Several states have begun to provide students with access to tuition-free college, but the new programs have yet to show they help truly needy students in a substantial way or do anything to reduce overall tuition costs.
Minnesota, Oregon, and Tennessee have programs allowing qualified students to avoid tuition for their first two years of college. Tennessee pioneered free community college in 2014. Its program allows graduating high school seniors to apply for free college under the “Tennessee Promise.” The program pays “last dollar,” meaning the state pays remaining tuition costs after other sources of funding, such as federal Pell grants (but not loans), are considered. The program also includes special mentoring to help students obtain the scholarships.
Minnesota launched a $5 million pilot program in 2016 to offer free college instruction to 1,400 students at 30 community and technical colleges.
About 6,000 high school seniors took advantage of the “Oregon Promise” program in 2016, attending community college for $50 per term.
High Tuition Remains
Mary Clare Reim, a research associate in education policy at The Heritage Foundation, says providing free college to some students does nothing to reduce market-wide high and rising tuition prices.
“States that have adopted free community college programs fail to recognize the drivers of high college tuition,” Reim said. “Research from the Federal Reserve Bank of New York [in 2015] found that greater dependence on federal aid encourages colleges and universities to raise their tuition prices. Solutions such as free community college or debt-free public college do nothing to address this driver of tuition increases.”
‘Misusing Scarce Resources’
Stephanie Keaveney, a policy associate at the John William Pope Center for Higher Education Policy, says free and reduced-price tuition programs don’t benefit those who need them most.

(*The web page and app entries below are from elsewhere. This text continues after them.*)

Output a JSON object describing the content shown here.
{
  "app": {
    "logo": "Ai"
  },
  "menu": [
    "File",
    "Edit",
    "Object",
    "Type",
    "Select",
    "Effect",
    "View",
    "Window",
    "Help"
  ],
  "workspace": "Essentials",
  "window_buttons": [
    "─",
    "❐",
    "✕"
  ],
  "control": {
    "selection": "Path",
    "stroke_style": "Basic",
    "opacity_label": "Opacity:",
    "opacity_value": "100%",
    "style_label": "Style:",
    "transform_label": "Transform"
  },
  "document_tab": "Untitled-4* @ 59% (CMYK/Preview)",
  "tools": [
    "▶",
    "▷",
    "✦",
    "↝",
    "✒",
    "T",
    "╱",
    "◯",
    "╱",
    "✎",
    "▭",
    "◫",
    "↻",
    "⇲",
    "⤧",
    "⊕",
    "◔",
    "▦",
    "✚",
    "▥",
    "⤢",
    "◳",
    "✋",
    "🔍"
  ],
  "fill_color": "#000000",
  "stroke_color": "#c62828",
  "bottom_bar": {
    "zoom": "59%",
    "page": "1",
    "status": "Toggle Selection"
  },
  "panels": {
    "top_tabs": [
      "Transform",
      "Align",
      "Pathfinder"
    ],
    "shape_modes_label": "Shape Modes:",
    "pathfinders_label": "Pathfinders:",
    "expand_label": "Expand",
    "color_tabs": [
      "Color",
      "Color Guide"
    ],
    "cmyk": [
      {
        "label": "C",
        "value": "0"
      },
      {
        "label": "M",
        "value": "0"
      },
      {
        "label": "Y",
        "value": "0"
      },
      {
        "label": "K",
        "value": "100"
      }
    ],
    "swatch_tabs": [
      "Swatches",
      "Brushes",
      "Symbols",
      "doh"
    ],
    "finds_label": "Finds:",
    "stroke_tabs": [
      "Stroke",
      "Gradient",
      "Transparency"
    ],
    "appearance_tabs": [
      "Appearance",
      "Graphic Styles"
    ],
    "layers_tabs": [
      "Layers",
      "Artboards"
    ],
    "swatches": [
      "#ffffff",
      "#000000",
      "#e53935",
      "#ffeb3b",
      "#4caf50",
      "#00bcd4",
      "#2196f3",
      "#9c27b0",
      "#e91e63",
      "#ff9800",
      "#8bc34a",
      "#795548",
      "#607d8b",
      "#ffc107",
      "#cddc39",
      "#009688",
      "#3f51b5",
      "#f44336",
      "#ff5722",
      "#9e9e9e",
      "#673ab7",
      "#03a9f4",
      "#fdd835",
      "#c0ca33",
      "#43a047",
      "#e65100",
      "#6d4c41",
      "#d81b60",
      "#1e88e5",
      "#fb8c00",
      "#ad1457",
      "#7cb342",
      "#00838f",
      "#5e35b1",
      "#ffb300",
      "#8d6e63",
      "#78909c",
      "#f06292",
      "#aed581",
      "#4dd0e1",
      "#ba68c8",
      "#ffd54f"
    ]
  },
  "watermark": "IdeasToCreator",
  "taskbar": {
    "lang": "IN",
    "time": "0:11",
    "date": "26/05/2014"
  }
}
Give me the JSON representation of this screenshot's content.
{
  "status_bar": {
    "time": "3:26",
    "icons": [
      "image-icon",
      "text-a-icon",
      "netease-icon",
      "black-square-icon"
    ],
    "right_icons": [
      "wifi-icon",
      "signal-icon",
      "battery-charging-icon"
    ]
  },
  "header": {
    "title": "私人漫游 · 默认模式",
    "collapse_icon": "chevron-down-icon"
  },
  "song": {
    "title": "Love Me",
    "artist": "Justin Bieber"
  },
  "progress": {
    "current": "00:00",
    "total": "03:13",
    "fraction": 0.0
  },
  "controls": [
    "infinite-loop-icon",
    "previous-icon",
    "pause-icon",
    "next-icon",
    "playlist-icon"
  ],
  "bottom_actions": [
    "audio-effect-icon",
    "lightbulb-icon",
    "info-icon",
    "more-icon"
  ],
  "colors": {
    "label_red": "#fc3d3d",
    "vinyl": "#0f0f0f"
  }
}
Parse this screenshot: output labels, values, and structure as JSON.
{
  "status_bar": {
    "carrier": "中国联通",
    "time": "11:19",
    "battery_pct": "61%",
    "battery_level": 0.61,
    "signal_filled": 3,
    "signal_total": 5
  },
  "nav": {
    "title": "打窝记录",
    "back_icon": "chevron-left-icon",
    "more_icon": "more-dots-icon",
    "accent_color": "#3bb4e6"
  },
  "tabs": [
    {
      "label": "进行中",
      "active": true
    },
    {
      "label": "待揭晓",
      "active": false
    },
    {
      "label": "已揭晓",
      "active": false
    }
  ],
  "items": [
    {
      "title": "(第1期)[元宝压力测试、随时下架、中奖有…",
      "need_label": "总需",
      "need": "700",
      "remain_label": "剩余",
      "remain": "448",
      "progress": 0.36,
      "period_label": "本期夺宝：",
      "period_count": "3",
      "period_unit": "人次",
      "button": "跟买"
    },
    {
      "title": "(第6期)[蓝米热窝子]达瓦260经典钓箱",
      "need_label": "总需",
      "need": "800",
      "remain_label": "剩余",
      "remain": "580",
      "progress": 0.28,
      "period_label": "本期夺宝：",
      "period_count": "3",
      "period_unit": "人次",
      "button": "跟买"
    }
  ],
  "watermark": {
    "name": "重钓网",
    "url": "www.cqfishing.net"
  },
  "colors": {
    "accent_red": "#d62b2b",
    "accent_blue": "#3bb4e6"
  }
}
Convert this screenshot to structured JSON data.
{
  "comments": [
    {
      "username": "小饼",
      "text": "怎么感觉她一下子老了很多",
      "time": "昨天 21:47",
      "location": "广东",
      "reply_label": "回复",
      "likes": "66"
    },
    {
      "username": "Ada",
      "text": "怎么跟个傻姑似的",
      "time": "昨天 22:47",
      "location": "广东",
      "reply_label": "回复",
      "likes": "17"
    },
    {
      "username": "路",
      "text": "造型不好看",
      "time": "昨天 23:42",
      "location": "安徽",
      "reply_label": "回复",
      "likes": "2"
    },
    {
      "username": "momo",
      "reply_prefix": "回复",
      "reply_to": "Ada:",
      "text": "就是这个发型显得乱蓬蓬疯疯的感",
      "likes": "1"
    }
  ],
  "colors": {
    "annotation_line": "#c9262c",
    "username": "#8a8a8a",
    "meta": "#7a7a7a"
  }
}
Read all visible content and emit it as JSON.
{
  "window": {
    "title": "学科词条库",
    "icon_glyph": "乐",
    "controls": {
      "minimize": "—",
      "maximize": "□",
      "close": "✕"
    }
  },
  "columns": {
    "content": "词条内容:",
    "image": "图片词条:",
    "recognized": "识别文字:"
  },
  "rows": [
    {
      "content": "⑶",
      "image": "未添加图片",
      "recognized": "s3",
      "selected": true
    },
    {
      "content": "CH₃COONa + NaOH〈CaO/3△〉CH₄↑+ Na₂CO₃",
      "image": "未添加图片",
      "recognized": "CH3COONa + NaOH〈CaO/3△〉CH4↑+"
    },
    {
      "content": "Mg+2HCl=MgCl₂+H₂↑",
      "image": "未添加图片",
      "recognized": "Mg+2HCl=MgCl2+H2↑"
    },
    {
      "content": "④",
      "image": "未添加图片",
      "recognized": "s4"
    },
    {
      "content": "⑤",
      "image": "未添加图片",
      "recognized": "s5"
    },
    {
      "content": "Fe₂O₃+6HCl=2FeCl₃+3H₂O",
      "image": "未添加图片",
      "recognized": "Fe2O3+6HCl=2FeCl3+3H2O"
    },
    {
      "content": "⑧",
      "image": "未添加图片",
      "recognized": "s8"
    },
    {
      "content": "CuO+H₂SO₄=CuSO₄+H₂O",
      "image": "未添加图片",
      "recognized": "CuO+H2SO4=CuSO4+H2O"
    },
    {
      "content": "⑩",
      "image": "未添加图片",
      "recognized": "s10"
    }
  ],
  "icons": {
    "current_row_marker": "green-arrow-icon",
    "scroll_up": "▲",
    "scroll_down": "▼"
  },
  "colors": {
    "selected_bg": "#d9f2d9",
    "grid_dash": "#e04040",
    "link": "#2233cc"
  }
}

“The problem with programs like the Tennessee Promise is that they disproportionately benefit wealthier students by filling in the gap after federal and state aid has been applied,” Keaveney said. “These middle- and upper-middle-class students are already much more likely to attend and succeed in college, so it may be that the state is misusing scarce resources to benefit an already well-off group.”
Education Problems Still Exist
Evidence suggests even without free-tuition programs, low-income students in many states can obtain a community college education at a low cost because of already low tuition rates, federal Pell grants providing qualifying students with subsidies for college they do not have to repay, and other support. The average community college tuition for in-district students was $3,201 in 2013–14, and the average Pell grant that year was $3,634.
Reim says a larger problem than students being unable to afford community colleges is only about 20 percent of all community college students obtain their degrees within three years.
“It is not clear that removing any financial stake students may have in their education would encourage students to complete at higher rates,” Reim said.
J.E. Stone, a professor of education at East Tennessee State University and president of the Education Consumers Foundation, says making college more accessible tends to attract more unqualified students.
“My problem is with the policy aim of simply drawing more students into community colleges when they are already flooded with applicants who are marginally or ill-qualified,” Stone said. “It lends support to the popular fiction that a year or two of community college can make up for the learning deficiencies cumulated over the previous 12-plus years.”
Jane S. Shaw ([email protected]) writes from Raleigh, North Carolina.
Matthew Denhart and Richard Vedder, Ten Principles of Higher Education Reform, The Heartland Institute, March 10, 2011: https://heartland.org/publications-resources/publications/ten-principles-of-higher-education-reform